Committee calls for radical change towards family violence

26 Jun 2014 | Family Violence Death Review Committee

The fourth report from the Family Violence Death Review Committee (FVDRC) calls for a radical change in the way New Zealand responds to its most dangerous and chronic cases of family violence.

The FVDRC urges organisations to take more responsibility for preventing abusers from using violence, rather than expecting the victims of family violence to take action to keep themselves and their children safe.

The FVDRC calls for a stronger collective response to family violence from the police, the justice system, support services and the general public.

Its recommendations include legal changes to protect the victims of family violence, including those who retaliate against their abuser after years of violence.

The FVDRC is an independent committee that advises the Health Quality & Safety Commission on how to reduce the number of family violence deaths and prevent family violence. Its fourth annual report analyses data collected on all family violence homicides that took place over a four-year period, and from 17 in-depth regional reviews of family violence deaths.

From 2009 to 2012, 139 people died from family violence and family violence-related homicides – an average of 35 per year.

Of the 139 deaths, 126 were within the FVDRC’s terms of reference. Of those 126 deaths:

  • 63 adults were killed by partners or ex-partners
  • 37 children died from abuse or neglect
  • 26 adults were killed by family members who were not their partners
  • 40 percent of all those who died lived in the most deprived 20 percent of residential areas
  • 50 percent of intimate partner violence deaths took place during a planned or actual separation
  • 46 percent of children killed were known to Child, Youth and Family
  • Māori children were 5.5 times more likely and Pacific children 4.8 times more likely to die from abuse and neglect than children of other ethnicities
  • Māori adults were 4.9 times more likely and Pacific adults 5.3 times more likely to be responsible for child abuse and neglect deaths than adults of other ethnicities
  • 77 children were present when a parent or sibling was killed
  • 240 surviving children have been affected by exposure to fatal intimate partner violence and child abuse and neglect.

The Chair of the FVDRC, Associate Professor of Law Julia Tolmie, says many New Zealanders have no experience of life without family violence.
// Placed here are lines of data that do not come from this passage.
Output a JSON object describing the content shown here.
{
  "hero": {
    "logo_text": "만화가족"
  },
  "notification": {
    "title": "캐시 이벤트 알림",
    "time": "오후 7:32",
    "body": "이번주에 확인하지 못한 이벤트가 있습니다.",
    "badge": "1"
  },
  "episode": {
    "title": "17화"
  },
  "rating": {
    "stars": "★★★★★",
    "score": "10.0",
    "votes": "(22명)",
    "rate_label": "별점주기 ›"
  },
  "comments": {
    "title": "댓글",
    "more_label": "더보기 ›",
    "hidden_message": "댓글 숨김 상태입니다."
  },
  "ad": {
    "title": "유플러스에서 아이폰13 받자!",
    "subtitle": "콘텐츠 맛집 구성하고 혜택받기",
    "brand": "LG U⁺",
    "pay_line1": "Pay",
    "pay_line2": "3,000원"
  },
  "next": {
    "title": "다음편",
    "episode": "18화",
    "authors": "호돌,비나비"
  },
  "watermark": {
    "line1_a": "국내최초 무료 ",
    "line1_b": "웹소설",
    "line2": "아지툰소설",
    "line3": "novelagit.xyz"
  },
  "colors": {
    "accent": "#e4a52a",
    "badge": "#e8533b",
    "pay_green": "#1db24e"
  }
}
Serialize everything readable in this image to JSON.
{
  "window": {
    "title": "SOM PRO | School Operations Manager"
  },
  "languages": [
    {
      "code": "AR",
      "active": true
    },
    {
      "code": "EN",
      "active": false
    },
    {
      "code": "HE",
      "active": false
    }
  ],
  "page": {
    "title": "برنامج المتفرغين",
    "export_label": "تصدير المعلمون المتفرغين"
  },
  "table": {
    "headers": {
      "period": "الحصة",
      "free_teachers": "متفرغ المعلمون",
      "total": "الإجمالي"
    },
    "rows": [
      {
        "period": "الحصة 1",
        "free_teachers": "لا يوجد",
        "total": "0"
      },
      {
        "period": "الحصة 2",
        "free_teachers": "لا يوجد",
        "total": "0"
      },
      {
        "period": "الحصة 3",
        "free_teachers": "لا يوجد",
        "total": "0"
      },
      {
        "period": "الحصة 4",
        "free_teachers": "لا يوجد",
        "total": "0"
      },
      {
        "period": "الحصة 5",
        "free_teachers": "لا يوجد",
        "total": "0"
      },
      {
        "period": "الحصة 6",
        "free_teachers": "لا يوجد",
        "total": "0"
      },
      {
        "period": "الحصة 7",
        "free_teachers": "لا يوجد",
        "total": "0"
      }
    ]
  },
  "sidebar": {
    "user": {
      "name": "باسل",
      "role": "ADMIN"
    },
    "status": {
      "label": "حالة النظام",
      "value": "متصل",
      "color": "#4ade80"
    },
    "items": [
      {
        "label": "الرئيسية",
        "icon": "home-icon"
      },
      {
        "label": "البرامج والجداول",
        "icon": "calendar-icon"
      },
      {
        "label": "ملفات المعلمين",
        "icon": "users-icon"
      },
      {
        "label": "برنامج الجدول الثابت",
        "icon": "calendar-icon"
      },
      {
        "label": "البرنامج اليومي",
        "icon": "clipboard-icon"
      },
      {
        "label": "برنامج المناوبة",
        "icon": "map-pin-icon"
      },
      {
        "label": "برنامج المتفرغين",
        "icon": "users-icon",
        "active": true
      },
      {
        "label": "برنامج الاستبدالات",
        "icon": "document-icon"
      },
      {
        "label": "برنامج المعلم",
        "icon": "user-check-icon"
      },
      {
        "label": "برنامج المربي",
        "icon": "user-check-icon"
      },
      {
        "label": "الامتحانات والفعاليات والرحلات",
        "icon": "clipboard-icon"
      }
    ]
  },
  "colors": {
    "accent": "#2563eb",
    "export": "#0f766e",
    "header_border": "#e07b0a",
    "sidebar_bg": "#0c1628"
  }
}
"Children are conceived and born into families that already have a dangerous level of abuse," she says.

"If we are to be serious about addressing the unacceptably high incidence and seriousness of family violence in New Zealand, we need to take responsibility for victims’ safety rather than expecting them to keep themselves safe."

The FVDRC’s recommendations include the following:

  • The Campaign for Action on Family Violence extends its focus to encourage people to safely and effectively take action when their friends, family, neighbours or workmates are at risk of being killed in family violence.
  • New Zealand Police strengthens its response to family violence by better managing repeat offenders, better supporting repeat victims, and developing tools to assess the risk of offenders killing their victims.
  • Better support is given to children whose parent, caregiver or sibling, is killed in family violence.
  • Non-fatal strangulation is made a separate crime under the Crimes Act 1961.
  • The test for self-defence is modified to make it more accessible to repeat victims who kill their abusers.
  • A partial defence is introduced for repeat victims of family violence who were not acting in self-defence when they retaliated against their abusers.
  • Judges be given education and training on family violence, and more background information about defendants charged with family violence, including any previous history of family violence convictions.

The Family Violence Death Review Committee’s Fourth Annual Report: January 2013 to December 2013 is available by clicking the link below.

A summary of the report findings is available here.

Women’s Refuge free Crisis line - 0800 REFUGE or 0800 733 843

SHINE Free National Helpline 0508 744 633 (9am - 11pm, 7 days a week)

The Family Violence Information Line 0800 456 450 (9am - 11pm, 7 days a week)

Last updated 25/02/2016